Saving a C-130: Aircraft 1857

  • Published
  • By Chief Master Sgt. Scott M. Doremus
  • 1st Special Operations Aircraft Maintenance Squadron
She wasn't just any C-130.

Throughout my 20 years with Aircraft 1857, I was always aware of her vast history. Not only did she fly more than seven years during the Vietnam War, but she also actively participated in Operation Eagle Claw as "Republic 5."

This past year was her final operational year. She was due to retire in June to the boneyard at Davis-Monthan Air Force Base, Ariz., where she would eventually be scrapped.

As the last operational aircraft that took part in Operation Eagle Claw, and the only Airborne Command and Control Center aircraft remaining, I decided I would do everything in my power to save her.

This was a tough proposition as money is tight for these types of projects, and several recent attempts to save other C-130s for preservation have failed.

With the backing of Air Force Special Operations Command, I began contacting every museum and base that I thought was capable of accepting the aircraft for display. After months of rejections, I was put in-touch with the staff of the Carolinas Aviation Museum, home of the "Miracle on the Hudson" aircraft.

They read my two-page document outlining the history of the aircraft and were interested in acquiring the plane for their collection at Charlotte-Douglas airport. They felt Aircraft 1857 would be a great addition to their collection, and her history fit perfectly with the Special Operations Forces community in North Carolina.

With a solid museum wanting the plane, I contacted the officials at the National Museum of the United States Air Force at Wright-Patterson Air Force Base, Ohio, for permission to transfer the aircraft.

Initially, they said no.

They said USAF aircraft are typically retired and demilitarized in the boneyard or on a base, not in civilian hands. USAF aircraft aren't flown in and directly handed over to museums. Additionally, a C-130 was never transferred this way before.

At this point, I contacted Col. Roger Williams, wing commander of the 145th North Carolina Air National Guard, conveniently located at Charlotte-Douglas airport, which is adjacent to the museum.

I requested ramp space for the aircraft, permission for myself and a small team to perform the demilitarization of the aircraft on the flightline, and access to maintenance facilities.

Williams enthusiastically said yes.

With this plan, plus the history of the aircraft I had written, I submitted my proposal to the Collections Committee at the NMUSAF. They unanimously agreed the aircraft should be preserved and the Carolinas Aviation Museum would be awarded permanent loan of the aircraft as a museum display.

On Aug. 1, EC-130E 62-1857 made her final flight and landed at Charlotte-Douglas airport with an AFSOC aircrew at her controls.
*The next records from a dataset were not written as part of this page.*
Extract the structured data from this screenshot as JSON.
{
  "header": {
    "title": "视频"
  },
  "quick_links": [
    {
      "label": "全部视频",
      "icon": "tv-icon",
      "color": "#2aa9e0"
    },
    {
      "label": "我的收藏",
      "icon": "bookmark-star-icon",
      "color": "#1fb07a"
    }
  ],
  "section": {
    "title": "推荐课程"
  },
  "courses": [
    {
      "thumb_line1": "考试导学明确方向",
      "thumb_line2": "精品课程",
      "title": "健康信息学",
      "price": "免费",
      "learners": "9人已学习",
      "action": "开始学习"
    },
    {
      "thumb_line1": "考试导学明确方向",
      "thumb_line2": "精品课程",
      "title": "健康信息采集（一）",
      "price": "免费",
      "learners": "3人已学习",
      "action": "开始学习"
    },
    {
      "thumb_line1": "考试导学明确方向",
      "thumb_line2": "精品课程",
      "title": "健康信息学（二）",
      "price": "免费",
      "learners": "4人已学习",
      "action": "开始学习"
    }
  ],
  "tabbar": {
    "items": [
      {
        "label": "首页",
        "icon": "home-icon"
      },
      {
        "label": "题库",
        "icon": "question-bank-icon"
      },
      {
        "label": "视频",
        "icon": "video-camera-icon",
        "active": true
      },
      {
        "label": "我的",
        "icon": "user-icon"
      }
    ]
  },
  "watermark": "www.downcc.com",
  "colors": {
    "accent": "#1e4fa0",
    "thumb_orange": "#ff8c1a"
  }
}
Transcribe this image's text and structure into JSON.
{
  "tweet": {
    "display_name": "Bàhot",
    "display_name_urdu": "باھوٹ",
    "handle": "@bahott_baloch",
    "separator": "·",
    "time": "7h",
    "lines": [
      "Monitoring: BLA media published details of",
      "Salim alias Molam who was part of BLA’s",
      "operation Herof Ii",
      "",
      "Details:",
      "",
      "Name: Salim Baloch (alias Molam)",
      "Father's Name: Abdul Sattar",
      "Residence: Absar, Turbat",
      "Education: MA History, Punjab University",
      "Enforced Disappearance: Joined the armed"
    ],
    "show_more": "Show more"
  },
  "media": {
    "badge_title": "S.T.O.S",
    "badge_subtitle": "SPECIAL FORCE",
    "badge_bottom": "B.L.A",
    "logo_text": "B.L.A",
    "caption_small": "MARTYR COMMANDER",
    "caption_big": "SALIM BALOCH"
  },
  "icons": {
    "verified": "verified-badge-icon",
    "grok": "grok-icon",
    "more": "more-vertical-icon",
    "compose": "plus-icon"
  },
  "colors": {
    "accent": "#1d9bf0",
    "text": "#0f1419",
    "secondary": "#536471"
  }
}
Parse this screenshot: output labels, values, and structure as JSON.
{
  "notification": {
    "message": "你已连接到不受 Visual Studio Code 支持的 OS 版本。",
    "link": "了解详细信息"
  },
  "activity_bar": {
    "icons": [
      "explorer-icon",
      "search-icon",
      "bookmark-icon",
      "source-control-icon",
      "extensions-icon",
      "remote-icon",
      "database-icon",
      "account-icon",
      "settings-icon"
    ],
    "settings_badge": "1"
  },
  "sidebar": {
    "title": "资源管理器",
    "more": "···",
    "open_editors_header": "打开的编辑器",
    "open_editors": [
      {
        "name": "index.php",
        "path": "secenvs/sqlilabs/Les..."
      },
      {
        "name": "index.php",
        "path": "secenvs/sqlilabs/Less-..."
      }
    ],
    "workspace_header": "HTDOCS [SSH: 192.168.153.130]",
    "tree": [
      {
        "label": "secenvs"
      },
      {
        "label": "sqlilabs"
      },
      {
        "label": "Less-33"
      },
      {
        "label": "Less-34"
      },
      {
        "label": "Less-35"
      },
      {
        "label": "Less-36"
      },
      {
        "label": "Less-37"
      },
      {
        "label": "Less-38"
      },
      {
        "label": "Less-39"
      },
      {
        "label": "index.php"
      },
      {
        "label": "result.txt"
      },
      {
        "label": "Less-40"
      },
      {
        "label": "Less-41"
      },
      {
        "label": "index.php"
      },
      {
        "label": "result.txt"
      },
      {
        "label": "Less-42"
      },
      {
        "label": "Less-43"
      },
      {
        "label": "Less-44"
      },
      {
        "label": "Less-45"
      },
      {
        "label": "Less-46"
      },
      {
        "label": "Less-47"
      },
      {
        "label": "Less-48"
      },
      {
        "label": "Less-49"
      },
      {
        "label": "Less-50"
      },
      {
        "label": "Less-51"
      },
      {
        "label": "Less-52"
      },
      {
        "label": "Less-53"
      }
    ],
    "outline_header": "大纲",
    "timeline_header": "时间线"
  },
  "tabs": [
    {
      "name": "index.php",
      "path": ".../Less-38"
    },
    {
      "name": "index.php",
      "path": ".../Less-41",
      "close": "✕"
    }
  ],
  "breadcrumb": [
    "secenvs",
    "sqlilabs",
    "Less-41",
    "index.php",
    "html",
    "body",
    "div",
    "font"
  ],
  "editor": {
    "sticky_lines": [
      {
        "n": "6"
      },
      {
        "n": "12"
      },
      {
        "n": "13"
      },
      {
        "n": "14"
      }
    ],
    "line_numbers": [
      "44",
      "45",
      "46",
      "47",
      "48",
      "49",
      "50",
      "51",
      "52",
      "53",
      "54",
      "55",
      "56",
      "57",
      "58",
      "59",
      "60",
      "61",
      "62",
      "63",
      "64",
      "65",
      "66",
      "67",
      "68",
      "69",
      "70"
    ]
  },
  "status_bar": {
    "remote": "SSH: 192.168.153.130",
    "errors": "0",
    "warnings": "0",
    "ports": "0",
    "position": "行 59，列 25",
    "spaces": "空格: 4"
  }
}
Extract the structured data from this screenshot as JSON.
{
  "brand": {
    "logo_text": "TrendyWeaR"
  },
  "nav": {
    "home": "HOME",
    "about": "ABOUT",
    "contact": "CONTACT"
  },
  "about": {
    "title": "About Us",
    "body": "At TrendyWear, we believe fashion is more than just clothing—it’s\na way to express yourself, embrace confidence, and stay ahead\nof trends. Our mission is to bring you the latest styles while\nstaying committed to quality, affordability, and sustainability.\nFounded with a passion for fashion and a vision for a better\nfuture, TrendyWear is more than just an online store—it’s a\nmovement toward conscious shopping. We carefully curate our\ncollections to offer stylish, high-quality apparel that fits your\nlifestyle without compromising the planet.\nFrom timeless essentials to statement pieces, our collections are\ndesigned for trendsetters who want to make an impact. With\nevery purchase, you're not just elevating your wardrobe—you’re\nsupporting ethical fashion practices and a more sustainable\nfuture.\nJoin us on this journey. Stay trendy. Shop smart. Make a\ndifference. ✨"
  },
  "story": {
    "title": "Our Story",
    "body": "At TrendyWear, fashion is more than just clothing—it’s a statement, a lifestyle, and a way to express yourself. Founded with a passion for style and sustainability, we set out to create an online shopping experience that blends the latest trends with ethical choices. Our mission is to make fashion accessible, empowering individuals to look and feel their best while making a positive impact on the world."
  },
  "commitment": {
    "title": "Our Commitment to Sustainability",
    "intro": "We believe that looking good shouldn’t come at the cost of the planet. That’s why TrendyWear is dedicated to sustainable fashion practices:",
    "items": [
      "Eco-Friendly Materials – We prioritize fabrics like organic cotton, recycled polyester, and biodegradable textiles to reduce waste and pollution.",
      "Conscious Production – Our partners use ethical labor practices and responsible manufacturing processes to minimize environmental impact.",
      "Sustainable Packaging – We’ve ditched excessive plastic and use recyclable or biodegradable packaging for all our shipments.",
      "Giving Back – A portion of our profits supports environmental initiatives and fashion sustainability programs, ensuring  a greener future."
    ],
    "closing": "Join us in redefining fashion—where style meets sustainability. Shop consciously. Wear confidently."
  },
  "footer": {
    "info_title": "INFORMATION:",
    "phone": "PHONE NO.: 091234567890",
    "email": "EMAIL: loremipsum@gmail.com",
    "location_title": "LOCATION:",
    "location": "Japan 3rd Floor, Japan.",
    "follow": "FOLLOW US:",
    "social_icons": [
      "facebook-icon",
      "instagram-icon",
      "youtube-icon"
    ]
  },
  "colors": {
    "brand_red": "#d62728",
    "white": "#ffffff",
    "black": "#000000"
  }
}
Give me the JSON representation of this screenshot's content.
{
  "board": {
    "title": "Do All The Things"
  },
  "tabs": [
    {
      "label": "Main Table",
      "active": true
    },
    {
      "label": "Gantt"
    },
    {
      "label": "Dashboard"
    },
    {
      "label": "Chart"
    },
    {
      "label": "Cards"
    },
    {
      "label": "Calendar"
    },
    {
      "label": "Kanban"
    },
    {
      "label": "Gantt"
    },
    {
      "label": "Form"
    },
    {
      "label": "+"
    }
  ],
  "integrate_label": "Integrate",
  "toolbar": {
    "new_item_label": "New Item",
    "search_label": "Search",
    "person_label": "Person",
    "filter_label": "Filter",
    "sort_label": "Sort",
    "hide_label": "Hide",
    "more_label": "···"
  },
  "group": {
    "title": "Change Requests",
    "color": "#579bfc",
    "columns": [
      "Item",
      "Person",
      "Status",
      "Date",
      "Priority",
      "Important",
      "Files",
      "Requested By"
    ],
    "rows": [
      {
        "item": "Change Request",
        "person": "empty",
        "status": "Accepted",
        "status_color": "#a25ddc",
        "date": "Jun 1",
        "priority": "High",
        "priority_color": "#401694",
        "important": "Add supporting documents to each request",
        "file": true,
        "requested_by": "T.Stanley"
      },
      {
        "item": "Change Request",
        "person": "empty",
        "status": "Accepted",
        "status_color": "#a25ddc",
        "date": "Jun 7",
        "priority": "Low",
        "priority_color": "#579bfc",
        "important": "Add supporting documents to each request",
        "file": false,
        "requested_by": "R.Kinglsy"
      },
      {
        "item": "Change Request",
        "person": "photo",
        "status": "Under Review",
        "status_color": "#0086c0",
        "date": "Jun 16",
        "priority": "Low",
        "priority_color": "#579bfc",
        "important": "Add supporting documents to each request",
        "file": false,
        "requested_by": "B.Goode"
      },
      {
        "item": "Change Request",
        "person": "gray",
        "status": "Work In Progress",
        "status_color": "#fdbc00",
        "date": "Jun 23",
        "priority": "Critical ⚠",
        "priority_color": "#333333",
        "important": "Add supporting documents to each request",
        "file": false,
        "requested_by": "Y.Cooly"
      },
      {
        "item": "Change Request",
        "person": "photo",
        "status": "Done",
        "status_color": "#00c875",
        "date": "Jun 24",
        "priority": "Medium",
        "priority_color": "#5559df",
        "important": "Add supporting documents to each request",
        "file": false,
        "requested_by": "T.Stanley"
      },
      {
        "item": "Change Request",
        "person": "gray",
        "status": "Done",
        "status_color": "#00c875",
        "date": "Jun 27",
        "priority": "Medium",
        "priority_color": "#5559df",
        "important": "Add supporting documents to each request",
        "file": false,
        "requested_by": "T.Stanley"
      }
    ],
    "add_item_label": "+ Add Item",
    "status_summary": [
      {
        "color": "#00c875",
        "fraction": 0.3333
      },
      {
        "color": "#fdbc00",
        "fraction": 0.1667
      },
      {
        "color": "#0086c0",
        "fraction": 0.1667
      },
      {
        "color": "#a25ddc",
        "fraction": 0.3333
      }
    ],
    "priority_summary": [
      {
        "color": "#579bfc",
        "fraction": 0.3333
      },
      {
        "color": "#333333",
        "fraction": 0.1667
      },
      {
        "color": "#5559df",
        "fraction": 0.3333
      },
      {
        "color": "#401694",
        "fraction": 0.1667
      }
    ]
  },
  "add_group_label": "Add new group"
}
She had a total of 38,306.8 flying hours, almost 10,000 of which were flown in Vietnam. She was involved in every contingency up to 9/11, and ground time at Desert One during Operation Eagle Claw.

I spent about a week demilling the plane with a small team of mechanics. We removed fuel, oil, hydraulic fluid, fire agent and batteries, as well as disabled the avionics and instruments to render the aircraft permanently non-flyable, which is a requirement for any permanently grounded aircraft in a museum.

Several weeks later, I made a second trip up to Charlotte to replace all four engines on the aircraft with older units for display purposes. In two days, my crew and I removed and replaced all four engines and made final preparations for the aircraft to be put on display.

On Oct. 19, the Carolinas Aviation Museum hosted a gala induction ceremony and dinner for aircraft 1857.

Guests included former ABCCC crew members and members of Operation Eagle Claw who had flown on the aircraft during the mission to rescue our hostages being held in Iran.

Retired Lt. Col. Russ Tharp, 1857's pilot and aircraft commander during Operation Eagle Claw, was the special guest speaker. He gave an edge-of-your-seat account of flying 1857 into and out of Iran during that risky mission in 1980.

I never would have imagined that a journey I started as a young C-130 crew chief with this plane 20 years ago would have ended so perfectly. The aircraft is now on display in a prominent museum; a permanent memorial representing the Air Force, AFSOC, Air Combat Command, and the veterans who flew and maintained her. She continues her mission as she sits proudly among other historical aircraft.

I'm sure she'll outlast us all...